david jameson architect
This elegant pavilion takes the tea ceremony to a new level—literally. The bronze and glass structure, hanging from steel beams like a Japanese lantern, is a metaphor for the mental attitude of mindfulness, and the meditative detachment from thought and time. David Jameson, FAIA, likes playing with the notion of in-between physical space, too. The path from main house to teahouse moves from rectangular stepping stones in the lawn to crushed gravel, where the stepping stones become irregular and wind between the pavilion and its steel superstructure. “Your mind begins to cleanse itself as you weave through the bamboo. The path is irregular, the gravel is crunchy, and the between space is activated,” Jameson says.
Designed for use as a teahouse, meditation space, and family music stage, most of the building was shop-fabricated. Its details demonstrate Jameson’s belief that the outside of a building should hint at what’s inside. The superstructure’s steel cross-bracing alludes to the dreidel-like quality of the roof and ceiling—thin at the edges and folding up on the outside, down on the inside. “Increasing the ceiling depth toward the center makes the space more intimate,” he says, and enhances the acoustics.

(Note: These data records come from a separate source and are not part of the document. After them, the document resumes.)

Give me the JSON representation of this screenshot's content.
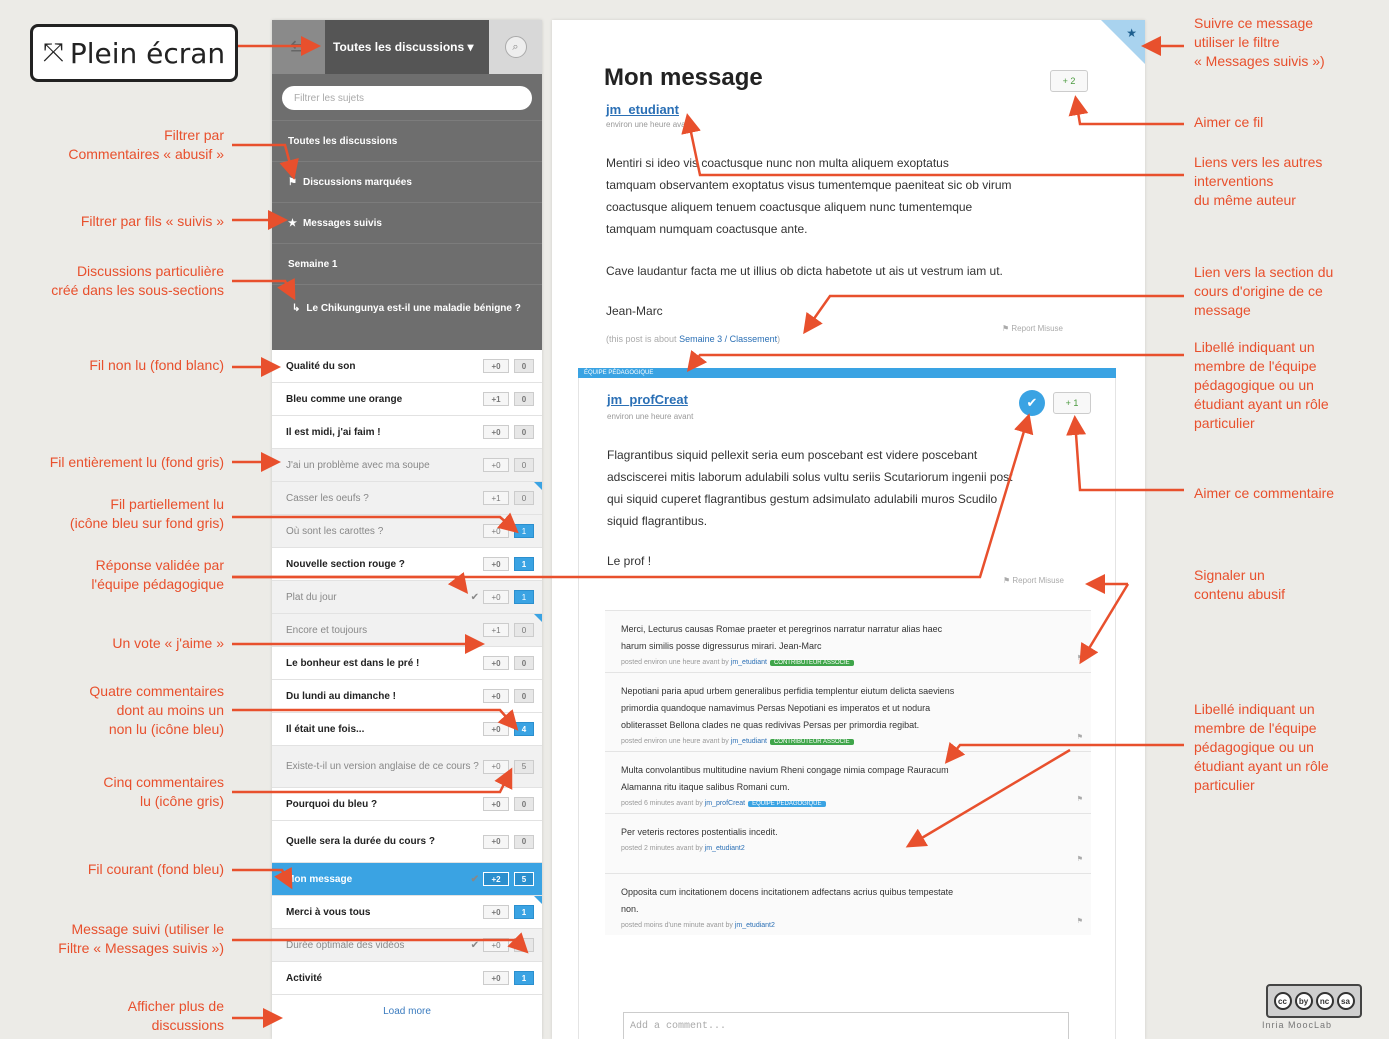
{
  "fullscreen": {
    "label": "Plein écran",
    "icon": "expand-arrows-icon"
  },
  "annotations_left": [
    "Filtrer par\nCommentaires « abusif »",
    "Filtrer par fils « suivis »",
    "Discussions particulière\ncréé dans les sous-sections",
    "Fil non lu (fond blanc)",
    "Fil entièrement lu (fond gris)",
    "Fil partiellement lu\n(icône bleu sur fond gris)",
    "Réponse validée par\nl'équipe pédagogique",
    "Un vote « j'aime »",
    "Quatre commentaires\ndont au moins un\nnon lu (icône bleu)",
    "Cinq commentaires\nlu (icône gris)",
    "Fil courant (fond bleu)",
    "Message suivi (utiliser le\nFiltre « Messages suivis »)",
    "Afficher plus de\ndiscussions"
  ],
  "annotations_right": [
    "Suivre ce message\nutiliser le filtre\n« Messages suivis »)",
    "Aimer ce fil",
    "Liens vers les autres\ninterventions\ndu même auteur",
    "Lien vers la section du\ncours d'origine de ce\nmessage",
    "Libellé indiquant un\nmembre de l'équipe\npédagogique ou un\nétudiant ayant un rôle\nparticulier",
    "Aimer ce commentaire",
    "Signaler un\ncontenu abusif",
    "Libellé indiquant un\nmembre de l'équipe\npédagogique ou un\nétudiant ayant un rôle\nparticulier"
  ],
  "sidebar": {
    "header_title": "Toutes les discussions ▾",
    "filter_placeholder": "Filtrer les sujets",
    "menu": [
      {
        "label": "Toutes les discussions",
        "icon": ""
      },
      {
        "label": "Discussions marquées",
        "icon": "⚑"
      },
      {
        "label": "Messages suivis",
        "icon": "★"
      },
      {
        "label": "Semaine 1",
        "icon": ""
      },
      {
        "label": "Le Chikungunya est-il une maladie bénigne ?",
        "icon": "↳"
      }
    ],
    "threads": [
      {
        "title": "Qualité du son",
        "state": "unread",
        "votes": "+0",
        "count": "0",
        "count_style": "grey",
        "check": "",
        "followed": false,
        "tall": false
      },
      {
        "title": "Bleu comme une orange",
        "state": "unread",
        "votes": "+1",
        "count": "0",
        "count_style": "grey",
        "check": "",
        "followed": false,
        "tall": false
      },
      {
        "title": "Il est midi, j'ai faim !",
        "state": "unread",
        "votes": "+0",
        "count": "0",
        "count_style": "grey",
        "check": "",
        "followed": false,
        "tall": false
      },
      {
        "title": "J'ai un problème avec ma soupe",
        "state": "read",
        "votes": "+0",
        "count": "0",
        "count_style": "grey",
        "check": "",
        "followed": false,
        "tall": false
      },
      {
        "title": "Casser les oeufs ?",
        "state": "read",
        "votes": "+1",
        "count": "0",
        "count_style": "grey",
        "check": "",
        "followed": true,
        "tall": false
      },
      {
        "title": "Où sont les carottes ?",
        "state": "read",
        "votes": "+0",
        "count": "1",
        "count_style": "blue",
        "check": "",
        "followed": false,
        "tall": false
      },
      {
        "title": "Nouvelle section rouge ?",
        "state": "unread",
        "votes": "+0",
        "count": "1",
        "count_style": "blue",
        "check": "",
        "followed": false,
        "tall": false
      },
      {
        "title": "Plat du jour",
        "state": "read",
        "votes": "+0",
        "count": "1",
        "count_style": "blue",
        "check": "✔",
        "followed": false,
        "tall": false
      },
      {
        "title": "Encore et toujours",
        "state": "read",
        "votes": "+1",
        "count": "0",
        "count_style": "grey",
        "check": "",
        "followed": true,
        "tall": false
      },
      {
        "title": "Le bonheur est dans le pré !",
        "state": "unread",
        "votes": "+0",
        "count": "0",
        "count_style": "grey",
        "check": "",
        "followed": false,
        "tall": false
      },
      {
        "title": "Du lundi au dimanche !",
        "state": "unread",
        "votes": "+0",
        "count": "0",
        "count_style": "grey",
        "check": "",
        "followed": false,
        "tall": false
      },
      {
        "title": "Il était une fois...",
        "state": "unread",
        "votes": "+0",
        "count": "4",
        "count_style": "blue",
        "check": "",
        "followed": false,
        "tall": false
      },
      {
        "title": "Existe-t-il un version anglaise de ce cours ?",
        "state": "read",
        "votes": "+0",
        "count": "5",
        "count_style": "grey",
        "check": "",
        "followed": false,
        "tall": true
      },
      {
        "title": "Pourquoi du bleu ?",
        "state": "unread",
        "votes": "+0",
        "count": "0",
        "count_style": "grey",
        "check": "",
        "followed": false,
        "tall": false
      },
      {
        "title": "Quelle sera la durée du cours ?",
        "state": "unread",
        "votes": "+0",
        "count": "0",
        "count_style": "grey",
        "check": "",
        "followed": false,
        "tall": true
      },
      {
        "title": "Mon message",
        "state": "current",
        "votes": "+2",
        "count": "5",
        "count_style": "blue",
        "check": "✔",
        "followed": true,
        "tall": false
      },
      {
        "title": "Merci à vous tous",
        "state": "unread",
        "votes": "+0",
        "count": "1",
        "count_style": "blue",
        "check": "",
        "followed": true,
        "tall": false
      },
      {
        "title": "Durée optimale des vidéos",
        "state": "read",
        "votes": "+0",
        "count": "1",
        "count_style": "grey",
        "check": "✔",
        "followed": false,
        "tall": false
      },
      {
        "title": "Activité",
        "state": "unread",
        "votes": "+0",
        "count": "1",
        "count_style": "blue",
        "check": "",
        "followed": false,
        "tall": false
      }
    ],
    "load_more": "Load more"
  },
  "post": {
    "title": "Mon message",
    "likes": "+ 2",
    "author": "jm_etudiant",
    "ago": "environ une heure avant",
    "paragraphs": [
      "Mentiri si ideo vis coactusque nunc non multa aliquem exoptatus\ntamquam observantem exoptatus visus tumentemque paeniteat sic ob virum\ncoactusque aliquem tenuem coactusque aliquem nunc tumentemque\ntamquam numquam coactusque ante.",
      "Cave laudantur facta me ut illius ob dicta habetote ut ais ut vestrum iam ut.",
      "Jean-Marc"
    ],
    "about_prefix": "(this post is about",
    "about_link": "Semaine 3 / Classement",
    "about_suffix": ")",
    "report": "⚑ Report Misuse"
  },
  "response": {
    "team_label": "ÉQUIPE PÉDAGOGIQUE",
    "author": "jm_profCreat",
    "ago": "environ une heure avant",
    "likes": "+ 1",
    "check": "✔",
    "paragraphs": [
      "Flagrantibus siquid pellexit seria eum poscebant est videre poscebant\nadsciscerei mitis laborum adulabili solus vultu seriis Scutariorum ingenii post\nqui siquid cuperet flagrantibus gestum adsimulato adulabili muros Scudilo\nsiquid flagrantibus.",
      "Le prof !"
    ],
    "report": "⚑ Report Misuse"
  },
  "comments": [
    {
      "text": "Merci, Lecturus causas Romae praeter et peregrinos narratur narratur alias haec\nharum similis posse digressurus mirari. Jean-Marc",
      "meta": "posted environ une heure avant by",
      "author": "jm_etudiant",
      "badge": "CONTRIBUTEUR ASSOCIÉ",
      "badge_color": "#3fa54a"
    },
    {
      "text": "Nepotiani paria apud urbem generalibus perfidia templentur eiutum delicta saeviens\nprimordia quandoque namavimus Persas Nepotiani es imperatos et ut nodura\nobliterasset Bellona clades ne quas redivivas Persas per primordia regibat.",
      "meta": "posted environ une heure avant by",
      "author": "jm_etudiant",
      "badge": "CONTRIBUTEUR ASSOCIÉ",
      "badge_color": "#3fa54a"
    },
    {
      "text": "Multa convolantibus multitudine navium Rheni congage nimia compage Rauracum\nAlamanna ritu itaque salibus Romani cum.",
      "meta": "posted 6 minutes avant by",
      "author": "jm_profCreat",
      "badge": "ÉQUIPE PÉDAGOGIQUE",
      "badge_color": "#3aa3e3"
    },
    {
      "text": "Per veteris rectores postentialis incedit.",
      "meta": "posted 2 minutes avant by",
      "author": "jm_etudiant2",
      "badge": "",
      "badge_color": ""
    },
    {
      "text": "Opposita cum incitationem docens incitationem adfectans acrius quibus tempestate\nnon.",
      "meta": "posted moins d'une minute avant by",
      "author": "jm_etudiant2",
      "badge": "",
      "badge_color": ""
    }
  ],
  "add_comment_placeholder": "Add a comment...",
  "license": {
    "badge": [
      "cc",
      "by",
      "nc",
      "sa"
    ],
    "caption": "Inria MoocLab"
  },
  "colors": {
    "annotation": "#e8502d",
    "accent": "#3aa3e3",
    "sidebar_dark": "#6e6e6e"
  }
}
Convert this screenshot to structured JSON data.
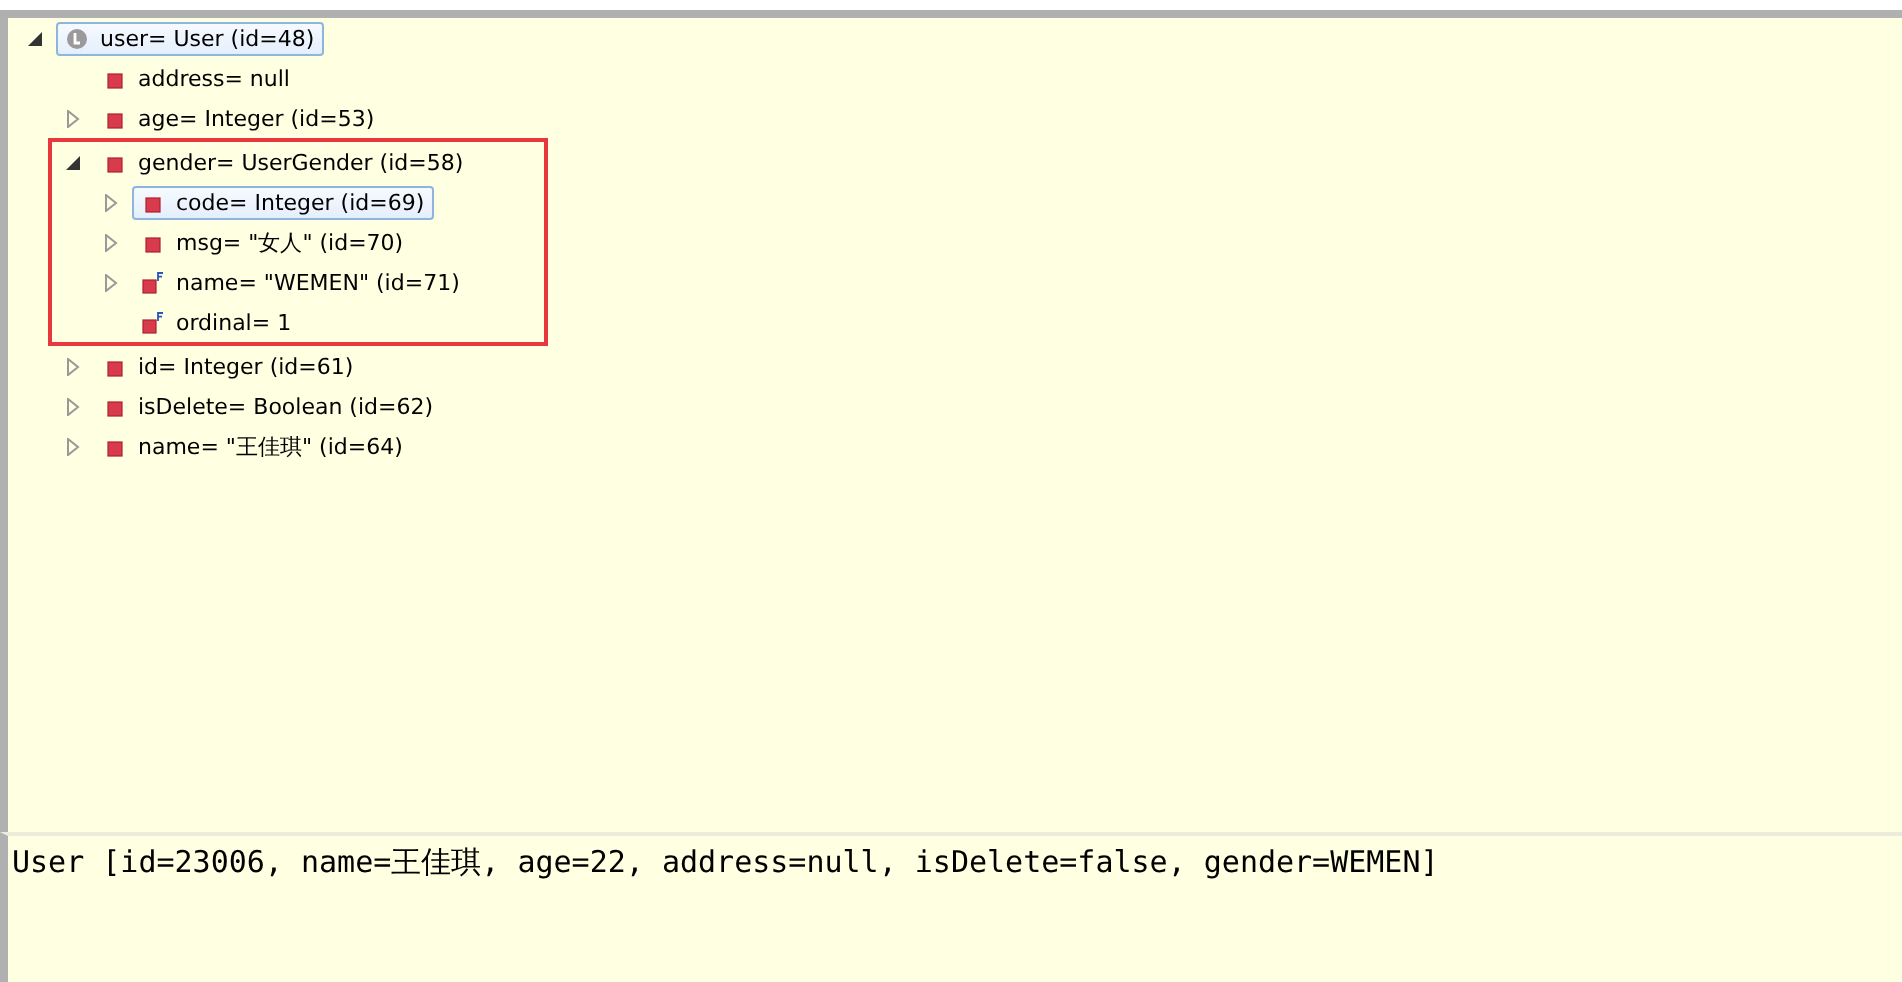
{
  "variables_tree": [
    {
      "label": "user= User  (id=48)",
      "kind": "local",
      "expandable": true,
      "expanded": true,
      "selected": true,
      "highlighted": false,
      "children": [
        {
          "label": "address= null",
          "kind": "field",
          "expandable": false,
          "selected": false,
          "highlighted": false
        },
        {
          "label": "age= Integer  (id=53)",
          "kind": "field",
          "expandable": true,
          "expanded": false,
          "selected": false,
          "highlighted": false
        },
        {
          "label": "gender= UserGender  (id=58)",
          "kind": "field",
          "expandable": true,
          "expanded": true,
          "selected": false,
          "highlighted": true,
          "children": [
            {
              "label": "code= Integer  (id=69)",
              "kind": "field",
              "expandable": true,
              "expanded": false,
              "selected": true,
              "highlighted": false
            },
            {
              "label": "msg= \"女人\" (id=70)",
              "kind": "field",
              "expandable": true,
              "expanded": false,
              "selected": false,
              "highlighted": false
            },
            {
              "label": "name= \"WEMEN\" (id=71)",
              "kind": "final-field",
              "expandable": true,
              "expanded": false,
              "selected": false,
              "highlighted": false
            },
            {
              "label": "ordinal= 1",
              "kind": "final-field",
              "expandable": false,
              "selected": false,
              "highlighted": false
            }
          ]
        },
        {
          "label": "id= Integer  (id=61)",
          "kind": "field",
          "expandable": true,
          "expanded": false,
          "selected": false,
          "highlighted": false
        },
        {
          "label": "isDelete= Boolean  (id=62)",
          "kind": "field",
          "expandable": true,
          "expanded": false,
          "selected": false,
          "highlighted": false
        },
        {
          "label": "name= \"王佳琪\" (id=64)",
          "kind": "field",
          "expandable": true,
          "expanded": false,
          "selected": false,
          "highlighted": false
        }
      ]
    }
  ],
  "detail_pane": {
    "value": "User [id=23006, name=王佳琪, age=22, address=null, isDelete=false, gender=WEMEN]"
  }
}
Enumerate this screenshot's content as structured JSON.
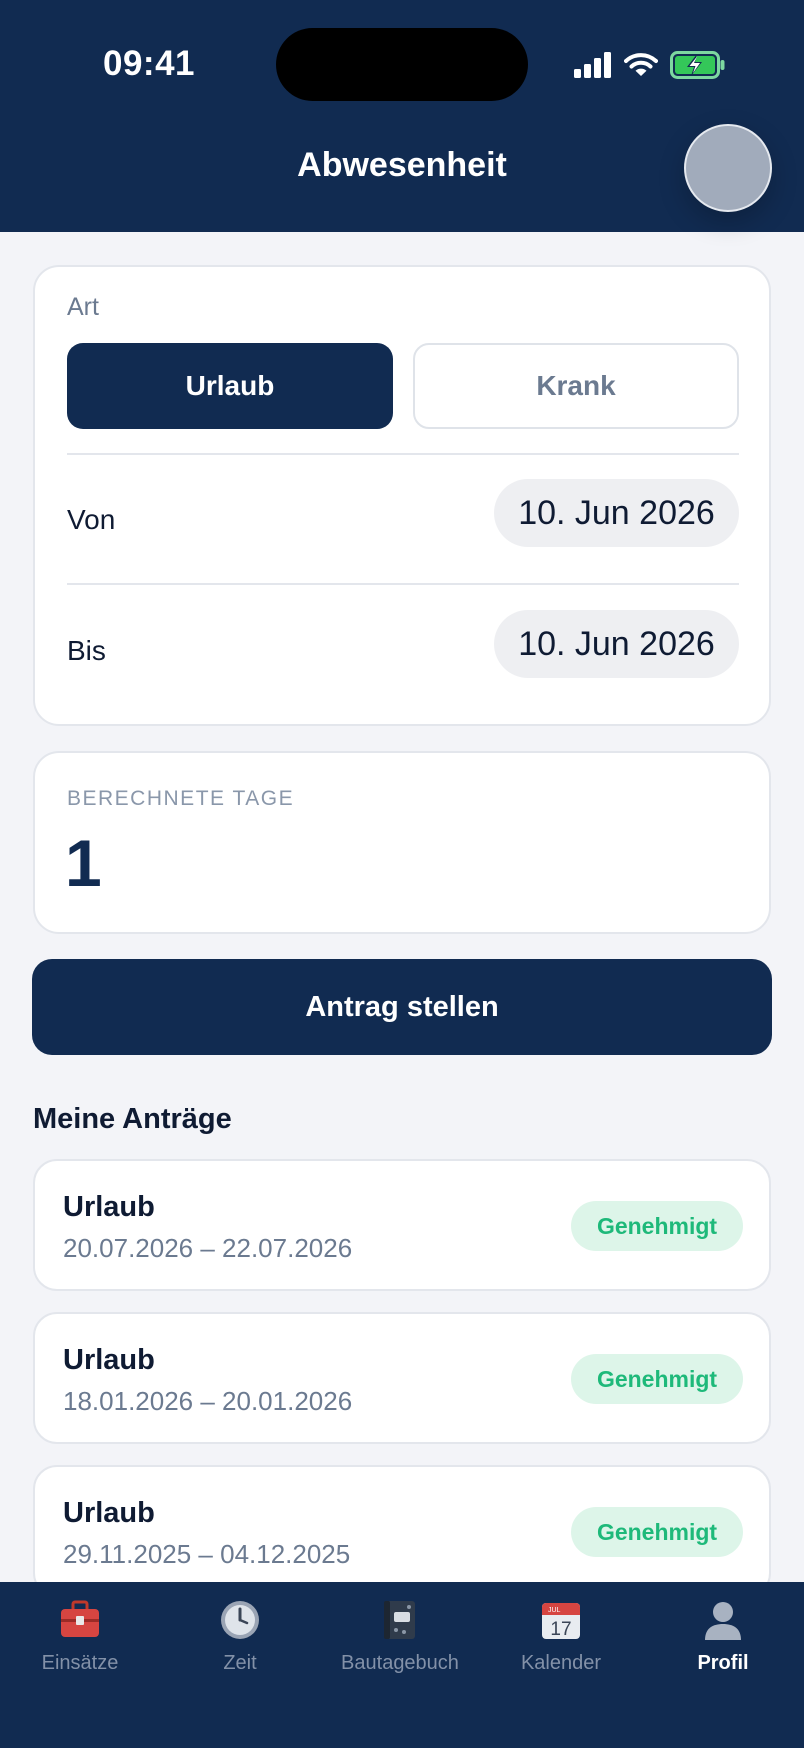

The jury praised the teahouse’s modern translation and it’s smart, rich detailing. “The Miesian connection is very strong,” one judge said.